## Exercise aim
Copy each line of the material beneath that holds the word "selection".

+---+

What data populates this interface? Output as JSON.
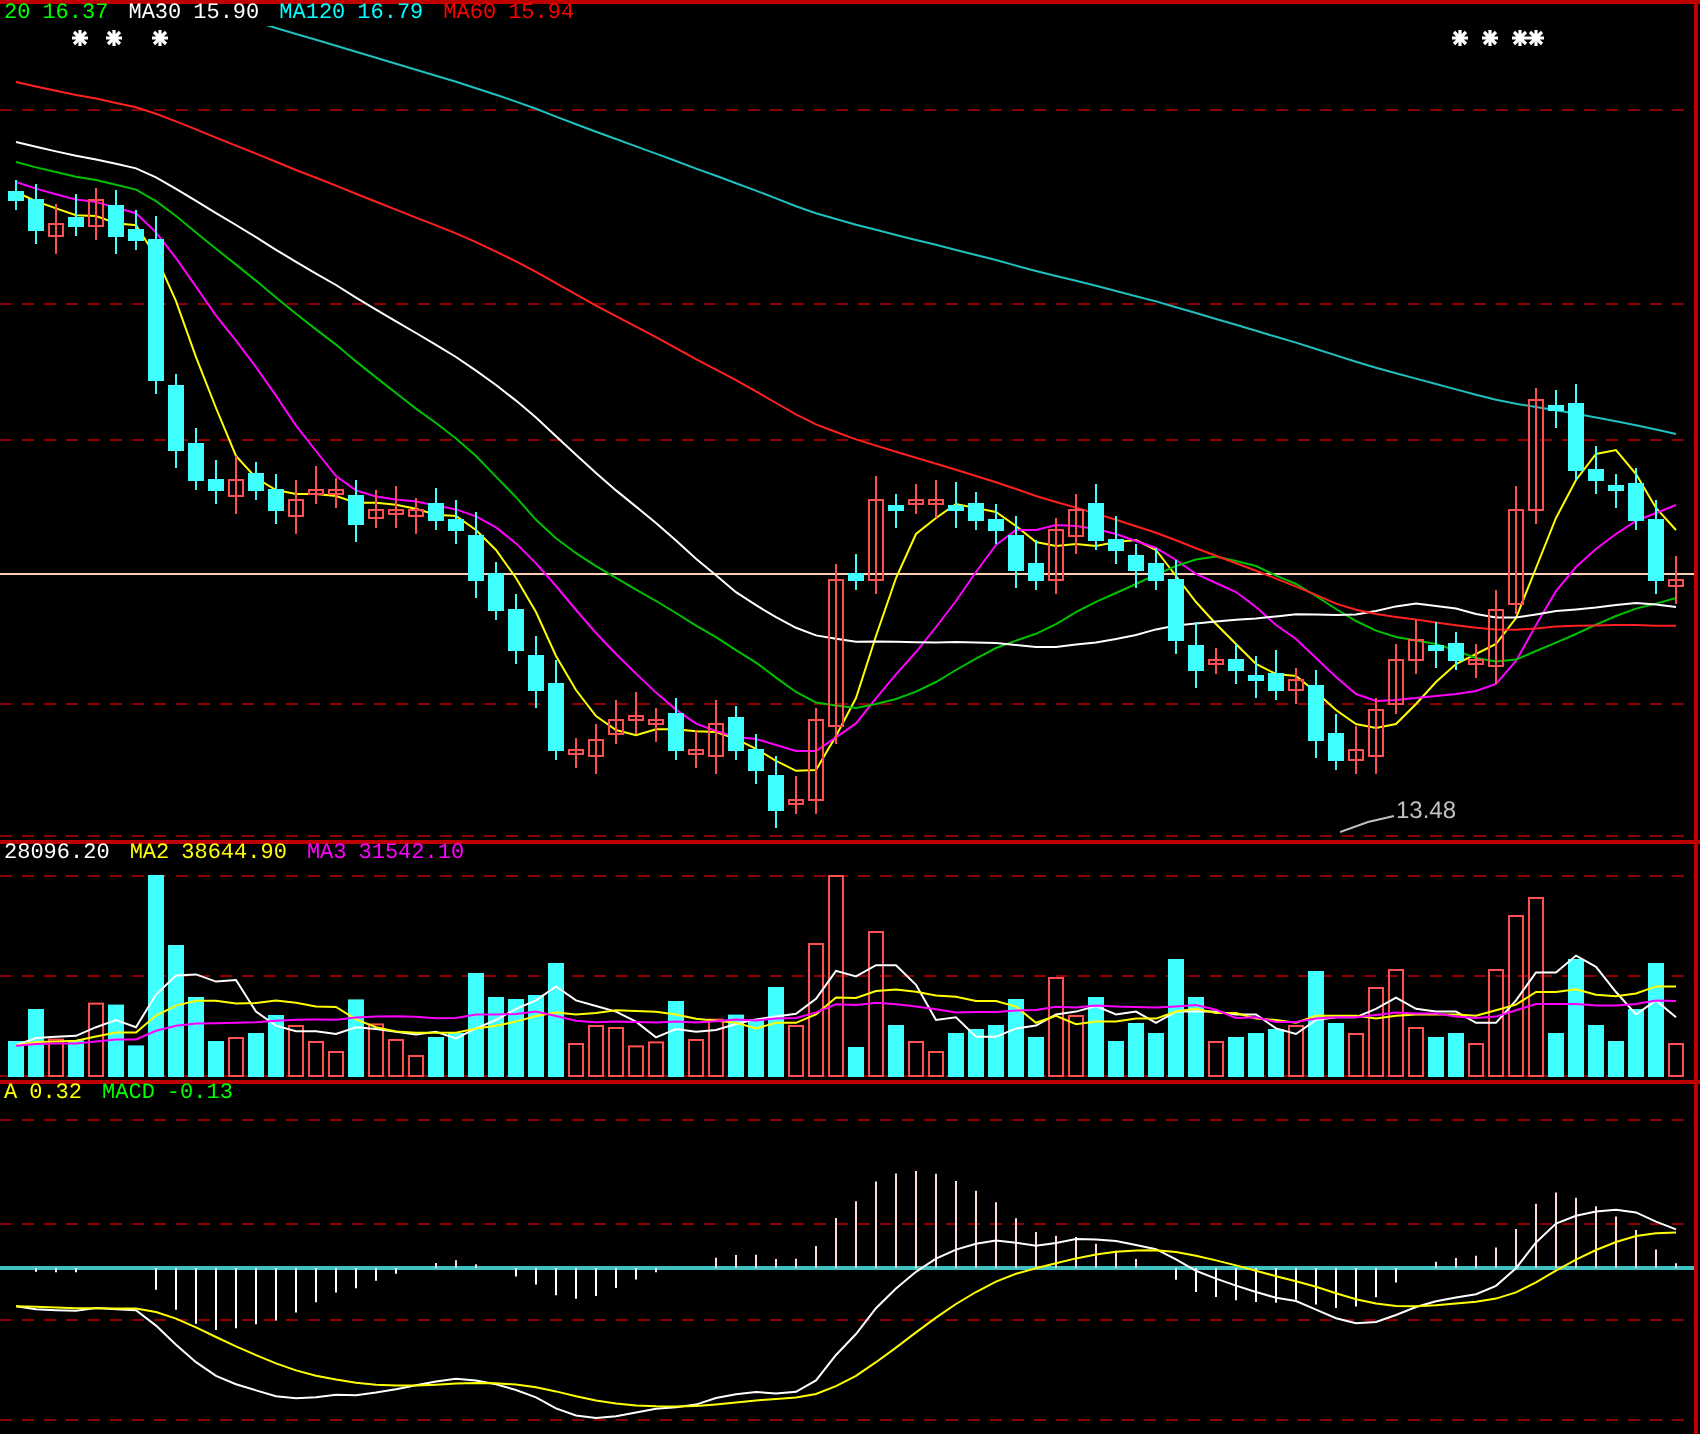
{
  "price_panel": {
    "legend": [
      {
        "label": "20",
        "value": "16.37",
        "color": "#00ff00"
      },
      {
        "label": "MA30",
        "value": "15.90",
        "color": "#ffffff"
      },
      {
        "label": "MA120",
        "value": "16.79",
        "color": "#00ffff"
      },
      {
        "label": "MA60",
        "value": "15.94",
        "color": "#ff0000"
      }
    ],
    "low_label": "13.48"
  },
  "volume_panel": {
    "legend": [
      {
        "value": "28096.20",
        "color": "#ffffff"
      },
      {
        "label": "MA2",
        "value": "38644.90",
        "color": "#ffff00"
      },
      {
        "label": "MA3",
        "value": "31542.10",
        "color": "#ff00ff"
      }
    ]
  },
  "macd_panel": {
    "legend": [
      {
        "label": "A",
        "value": "0.32",
        "color": "#ffff00"
      },
      {
        "label": "MACD",
        "value": "-0.13",
        "color": "#00ff00"
      }
    ]
  }
}
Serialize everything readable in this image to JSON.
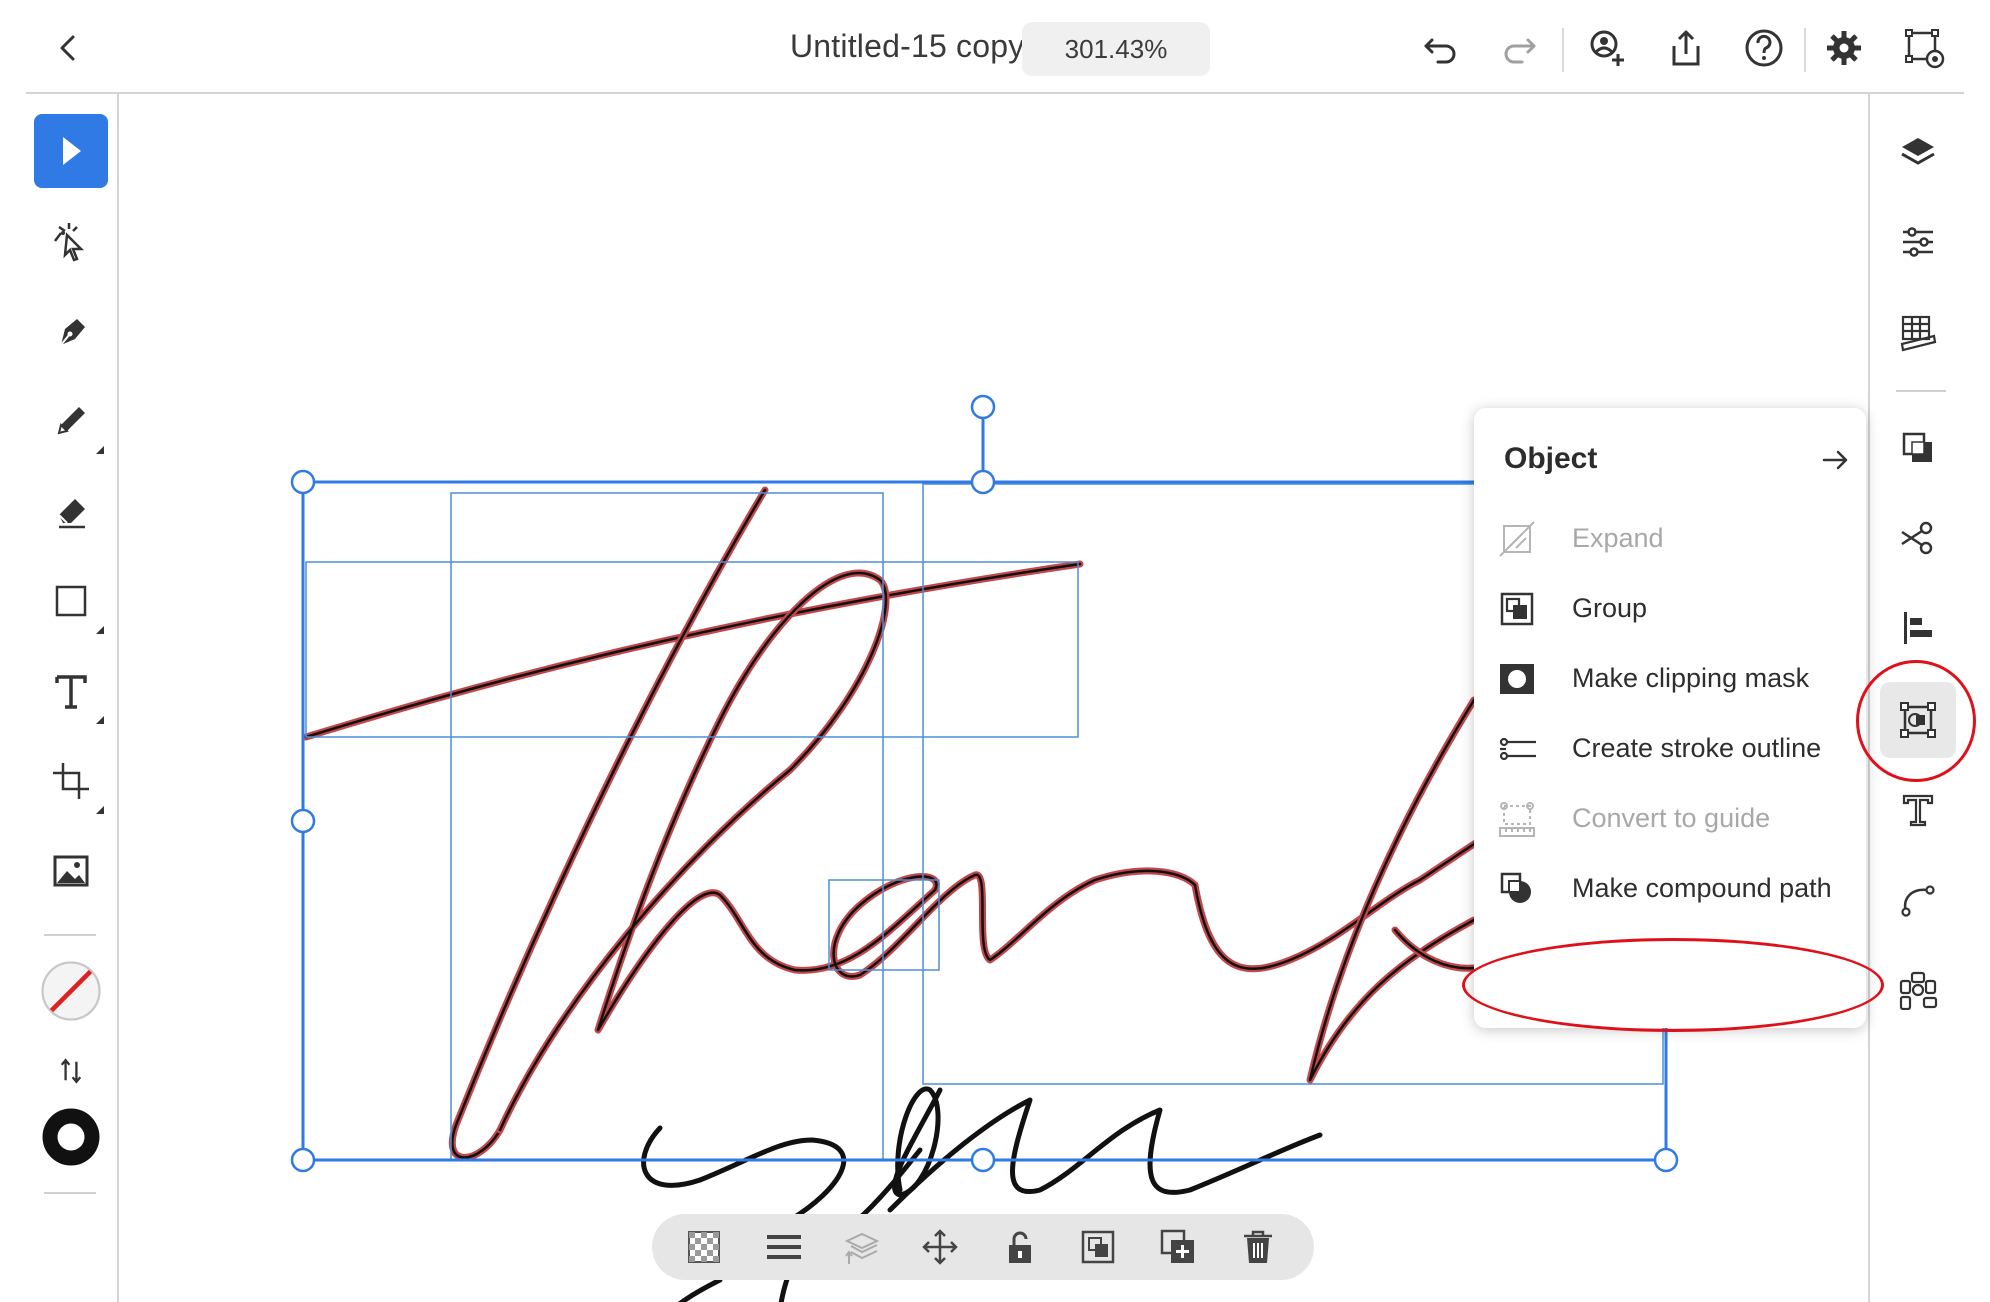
{
  "app": {
    "document_title": "Untitled-15 copy",
    "zoom_level": "301.43%"
  },
  "top_bar": {
    "icons": [
      "back-chevron-icon",
      "undo-icon",
      "redo-icon",
      "invite-user-icon",
      "share-icon",
      "help-icon",
      "settings-icon",
      "preview-icon"
    ]
  },
  "left_toolbar": {
    "tools": [
      "selection-tool",
      "direct-selection-tool",
      "pen-tool",
      "pencil-tool",
      "eraser-tool",
      "rectangle-tool",
      "type-tool",
      "artboard-tool",
      "place-image-tool"
    ],
    "active_tool": "selection-tool",
    "fill": "none",
    "stroke": "black"
  },
  "right_toolbar": {
    "icons": [
      "layers-icon",
      "properties-icon",
      "libraries-grid-icon",
      "pathfinder-icon",
      "scissors-icon",
      "align-icon",
      "object-icon",
      "type-icon",
      "path-icon",
      "repeat-icon"
    ],
    "active": "object-icon"
  },
  "object_panel": {
    "title": "Object",
    "items": [
      {
        "label": "Expand",
        "icon": "expand-icon",
        "enabled": false
      },
      {
        "label": "Group",
        "icon": "group-icon",
        "enabled": true
      },
      {
        "label": "Make clipping mask",
        "icon": "clipping-mask-icon",
        "enabled": true
      },
      {
        "label": "Create stroke outline",
        "icon": "stroke-outline-icon",
        "enabled": true
      },
      {
        "label": "Convert to guide",
        "icon": "guide-icon",
        "enabled": false
      },
      {
        "label": "Make compound path",
        "icon": "compound-path-icon",
        "enabled": true
      }
    ]
  },
  "bottom_toolbar": {
    "icons": [
      "transparency-icon",
      "arrange-icon",
      "layer-order-icon",
      "move-icon",
      "lock-icon",
      "group-icon",
      "duplicate-icon",
      "delete-icon"
    ]
  },
  "colors": {
    "accent": "#2f7ae5",
    "selection": "#3d82d6",
    "annotation": "#e0101a",
    "path_highlight": "#c0474a"
  }
}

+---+

## Answer
      "selection-tool",
      "direct-selection-tool",
    "active_tool": "selection-tool",
    "selection": "#3d82d6",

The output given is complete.